** Opening Input records block **
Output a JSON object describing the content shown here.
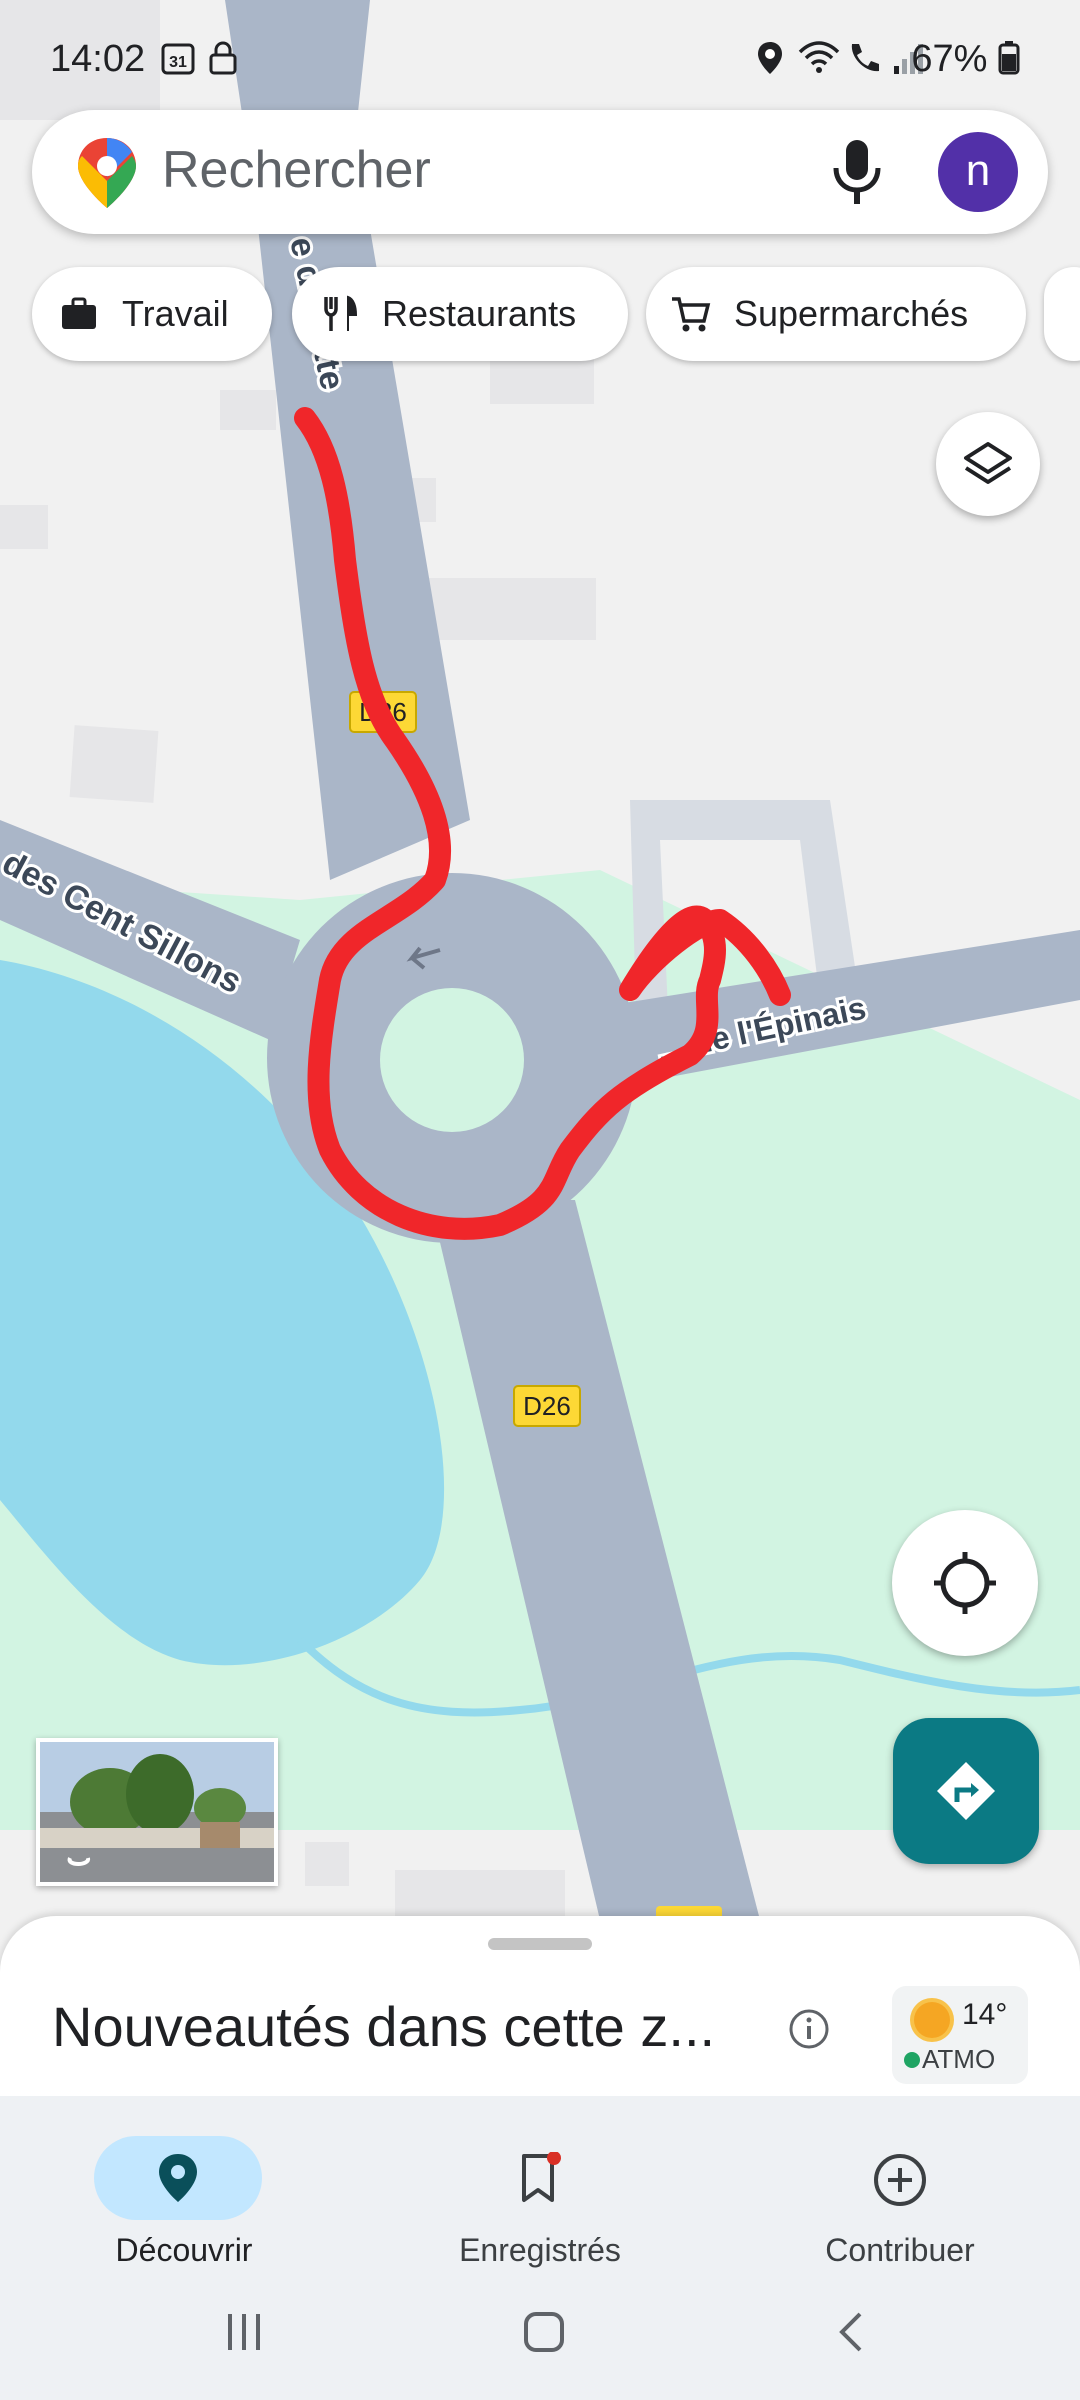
{
  "status_bar": {
    "time": "14:02",
    "calendar_day": "31",
    "battery": "67%",
    "icons": [
      "calendar-icon",
      "lock-icon",
      "location-icon",
      "wifi-icon",
      "wifi-call-icon",
      "signal-icon",
      "battery-icon"
    ]
  },
  "search": {
    "placeholder": "Rechercher",
    "avatar_initial": "n"
  },
  "chips": [
    {
      "label": "Travail",
      "icon": "briefcase-icon"
    },
    {
      "label": "Restaurants",
      "icon": "fork-knife-icon"
    },
    {
      "label": "Supermarchés",
      "icon": "cart-icon"
    }
  ],
  "map": {
    "road_labels": {
      "left_street": "des Cent Sillons",
      "top_street": "e d. Butte",
      "right_street": "... de l'Épinais",
      "shield_top": "D26",
      "shield_bottom": "D26"
    },
    "colors": {
      "road": "#aab6c8",
      "water": "#93d9ec",
      "park": "#d2f4e2",
      "background": "#f1f1f1",
      "annotation": "#f0262a"
    }
  },
  "bottom_sheet": {
    "title": "Nouveautés dans cette z...",
    "weather_temp": "14°",
    "air_quality_label": "ATMO"
  },
  "bottom_nav": [
    {
      "label": "Découvrir",
      "icon": "location-pin-icon",
      "selected": true
    },
    {
      "label": "Enregistrés",
      "icon": "bookmark-icon",
      "selected": false
    },
    {
      "label": "Contribuer",
      "icon": "plus-circle-icon",
      "selected": false
    }
  ],
  "accent_colors": {
    "selected_nav_bg": "#c2e7ff",
    "directions_button": "#0b7a84",
    "avatar": "#5230a8"
  }
}
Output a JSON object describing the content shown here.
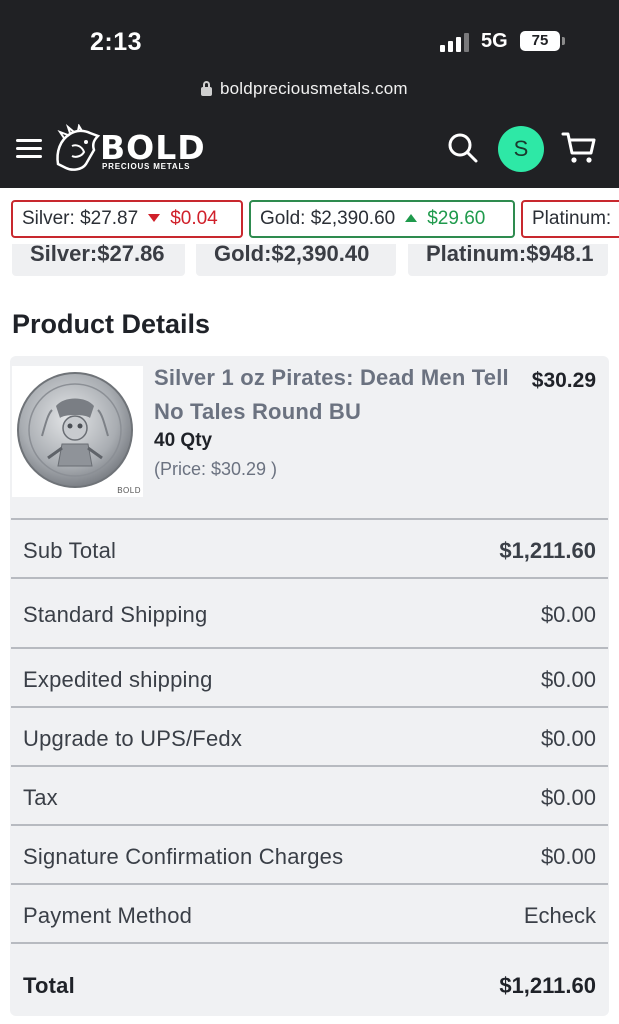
{
  "status_bar": {
    "time": "2:13",
    "network": "5G",
    "battery": "75"
  },
  "browser": {
    "url": "boldpreciousmetals.com"
  },
  "header": {
    "logo_text": "BOLD",
    "logo_subtext": "PRECIOUS METALS",
    "avatar_initial": "S",
    "icons": [
      "menu-icon",
      "search-icon",
      "cart-icon"
    ]
  },
  "ticker": [
    {
      "metal": "Silver: $27.87",
      "change": "$0.04",
      "direction": "down",
      "color": "#d0202a"
    },
    {
      "metal": "Gold: $2,390.60",
      "change": "$29.60",
      "direction": "up",
      "color": "#1f9a4c"
    },
    {
      "metal": "Platinum:",
      "change": "",
      "direction": "",
      "color": ""
    }
  ],
  "spot_prices": [
    "Silver:$27.86",
    "Gold:$2,390.40",
    "Platinum:$948.1"
  ],
  "product_details": {
    "title": "Product Details",
    "item": {
      "name": "Silver 1 oz Pirates: Dead Men Tell No Tales Round BU",
      "quantity": "40 Qty",
      "unit_price": "(Price: $30.29 )",
      "price": "$30.29",
      "image_brand": "BOLD"
    },
    "summary": [
      {
        "label": "Sub Total",
        "value": "$1,211.60"
      },
      {
        "label": "Standard Shipping",
        "value": "$0.00"
      },
      {
        "label": "Expedited shipping",
        "value": "$0.00"
      },
      {
        "label": "Upgrade to UPS/Fedx",
        "value": "$0.00"
      },
      {
        "label": "Tax",
        "value": "$0.00"
      },
      {
        "label": "Signature Confirmation Charges",
        "value": "$0.00"
      },
      {
        "label": "Payment Method",
        "value": "Echeck"
      }
    ],
    "total": {
      "label": "Total",
      "value": "$1,211.60"
    }
  },
  "colors": {
    "header_bg": "#202124",
    "avatar": "#2ee8a6",
    "up": "#1f9a4c",
    "down": "#d0202a"
  }
}
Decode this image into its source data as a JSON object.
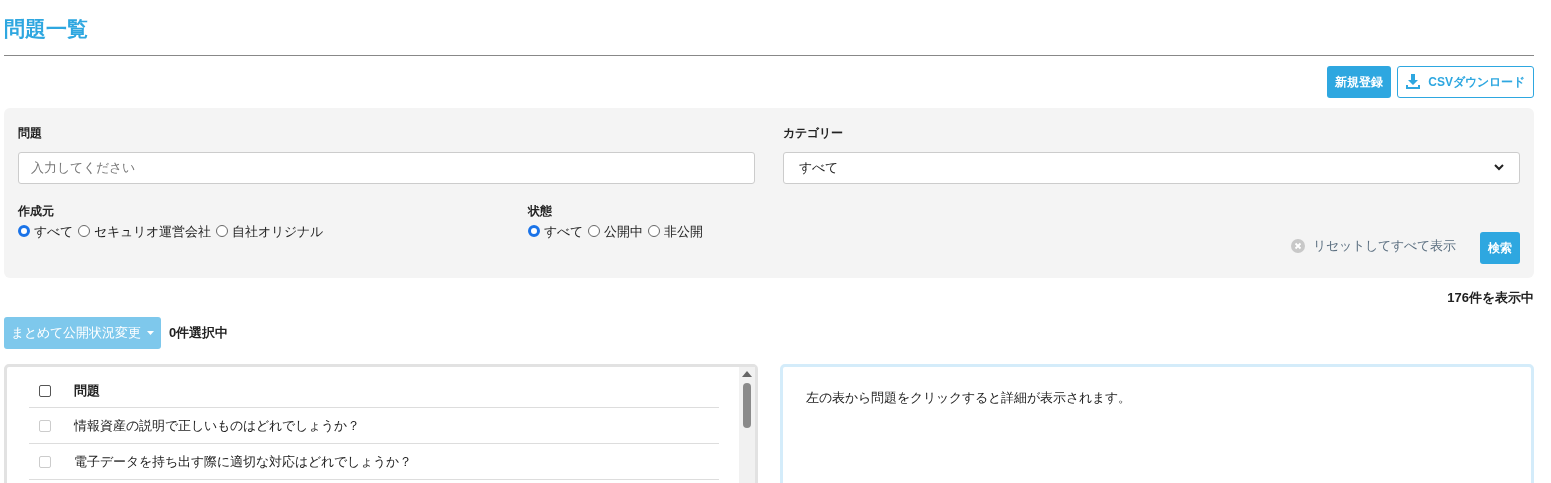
{
  "page_title": "問題一覧",
  "actions": {
    "new_button": "新規登録",
    "csv_button": "CSVダウンロード"
  },
  "filters": {
    "question": {
      "label": "問題",
      "placeholder": "入力してください"
    },
    "category": {
      "label": "カテゴリー",
      "value": "すべて"
    },
    "source": {
      "label": "作成元",
      "options": [
        {
          "label": "すべて",
          "selected": true
        },
        {
          "label": "セキュリオ運営会社",
          "selected": false
        },
        {
          "label": "自社オリジナル",
          "selected": false
        }
      ]
    },
    "status": {
      "label": "状態",
      "options": [
        {
          "label": "すべて",
          "selected": true
        },
        {
          "label": "公開中",
          "selected": false
        },
        {
          "label": "非公開",
          "selected": false
        }
      ]
    },
    "reset_link": "リセットしてすべて表示",
    "search_button": "検索"
  },
  "result_count": "176件を表示中",
  "bulk_button": "まとめて公開状況変更",
  "selected_count": "0件選択中",
  "table": {
    "header": {
      "label": "問題",
      "checked": false
    },
    "rows": [
      {
        "text": "情報資産の説明で正しいものはどれでしょうか？",
        "checked": false
      },
      {
        "text": "電子データを持ち出す際に適切な対応はどれでしょうか？",
        "checked": false
      }
    ]
  },
  "detail_message": "左の表から問題をクリックすると詳細が表示されます。"
}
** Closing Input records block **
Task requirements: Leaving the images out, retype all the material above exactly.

Finished exercise:
Output a JSON object describing the content shown here.
{
  "status_bar": {
    "time": "14:02",
    "calendar_day": "31",
    "battery": "67%",
    "icons": [
      "calendar-icon",
      "lock-icon",
      "location-icon",
      "wifi-icon",
      "wifi-call-icon",
      "signal-icon",
      "battery-icon"
    ]
  },
  "search": {
    "placeholder": "Rechercher",
    "avatar_initial": "n"
  },
  "chips": [
    {
      "label": "Travail",
      "icon": "briefcase-icon"
    },
    {
      "label": "Restaurants",
      "icon": "fork-knife-icon"
    },
    {
      "label": "Supermarchés",
      "icon": "cart-icon"
    }
  ],
  "map": {
    "road_labels": {
      "left_street": "des Cent Sillons",
      "top_street": "e d. Butte",
      "right_street": "... de l'Épinais",
      "shield_top": "D26",
      "shield_bottom": "D26"
    },
    "colors": {
      "road": "#aab6c8",
      "water": "#93d9ec",
      "park": "#d2f4e2",
      "background": "#f1f1f1",
      "annotation": "#f0262a"
    }
  },
  "bottom_sheet": {
    "title": "Nouveautés dans cette z...",
    "weather_temp": "14°",
    "air_quality_label": "ATMO"
  },
  "bottom_nav": [
    {
      "label": "Découvrir",
      "icon": "location-pin-icon",
      "selected": true
    },
    {
      "label": "Enregistrés",
      "icon": "bookmark-icon",
      "selected": false
    },
    {
      "label": "Contribuer",
      "icon": "plus-circle-icon",
      "selected": false
    }
  ],
  "accent_colors": {
    "selected_nav_bg": "#c2e7ff",
    "directions_button": "#0b7a84",
    "avatar": "#5230a8"
  }
}
Output a JSON object describing the content shown here.
{
  "status_bar": {
    "time": "2:13",
    "network": "5G",
    "battery": "75"
  },
  "browser": {
    "url": "boldpreciousmetals.com"
  },
  "header": {
    "logo_text": "BOLD",
    "logo_subtext": "PRECIOUS METALS",
    "avatar_initial": "S",
    "icons": [
      "menu-icon",
      "search-icon",
      "cart-icon"
    ]
  },
  "ticker": [
    {
      "metal": "Silver: $27.87",
      "change": "$0.04",
      "direction": "down",
      "color": "#d0202a"
    },
    {
      "metal": "Gold: $2,390.60",
      "change": "$29.60",
      "direction": "up",
      "color": "#1f9a4c"
    },
    {
      "metal": "Platinum:",
      "change": "",
      "direction": "",
      "color": ""
    }
  ],
  "spot_prices": [
    "Silver:$27.86",
    "Gold:$2,390.40",
    "Platinum:$948.1"
  ],
  "product_details": {
    "title": "Product Details",
    "item": {
      "name": "Silver 1 oz Pirates: Dead Men Tell No Tales Round BU",
      "quantity": "40 Qty",
      "unit_price": "(Price: $30.29 )",
      "price": "$30.29",
      "image_brand": "BOLD"
    },
    "summary": [
      {
        "label": "Sub Total",
        "value": "$1,211.60"
      },
      {
        "label": "Standard Shipping",
        "value": "$0.00"
      },
      {
        "label": "Expedited shipping",
        "value": "$0.00"
      },
      {
        "label": "Upgrade to UPS/Fedx",
        "value": "$0.00"
      },
      {
        "label": "Tax",
        "value": "$0.00"
      },
      {
        "label": "Signature Confirmation Charges",
        "value": "$0.00"
      },
      {
        "label": "Payment Method",
        "value": "Echeck"
      }
    ],
    "total": {
      "label": "Total",
      "value": "$1,211.60"
    }
  },
  "colors": {
    "header_bg": "#202124",
    "avatar": "#2ee8a6",
    "up": "#1f9a4c",
    "down": "#d0202a"
  }
}
Decode this image into its source data as a JSON object.
{
  "page_title": "問題一覧",
  "actions": {
    "new_button": "新規登録",
    "csv_button": "CSVダウンロード"
  },
  "filters": {
    "question": {
      "label": "問題",
      "placeholder": "入力してください"
    },
    "category": {
      "label": "カテゴリー",
      "value": "すべて"
    },
    "source": {
      "label": "作成元",
      "options": [
        {
          "label": "すべて",
          "selected": true
        },
        {
          "label": "セキュリオ運営会社",
          "selected": false
        },
        {
          "label": "自社オリジナル",
          "selected": false
        }
      ]
    },
    "status": {
      "label": "状態",
      "options": [
        {
          "label": "すべて",
          "selected": true
        },
        {
          "label": "公開中",
          "selected": false
        },
        {
          "label": "非公開",
          "selected": false
        }
      ]
    },
    "reset_link": "リセットしてすべて表示",
    "search_button": "検索"
  },
  "result_count": "176件を表示中",
  "bulk_button": "まとめて公開状況変更",
  "selected_count": "0件選択中",
  "table": {
    "header": {
      "label": "問題",
      "checked": false
    },
    "rows": [
      {
        "text": "情報資産の説明で正しいものはどれでしょうか？",
        "checked": false
      },
      {
        "text": "電子データを持ち出す際に適切な対応はどれでしょうか？",
        "checked": false
      }
    ]
  },
  "detail_message": "左の表から問題をクリックすると詳細が表示されます。"
}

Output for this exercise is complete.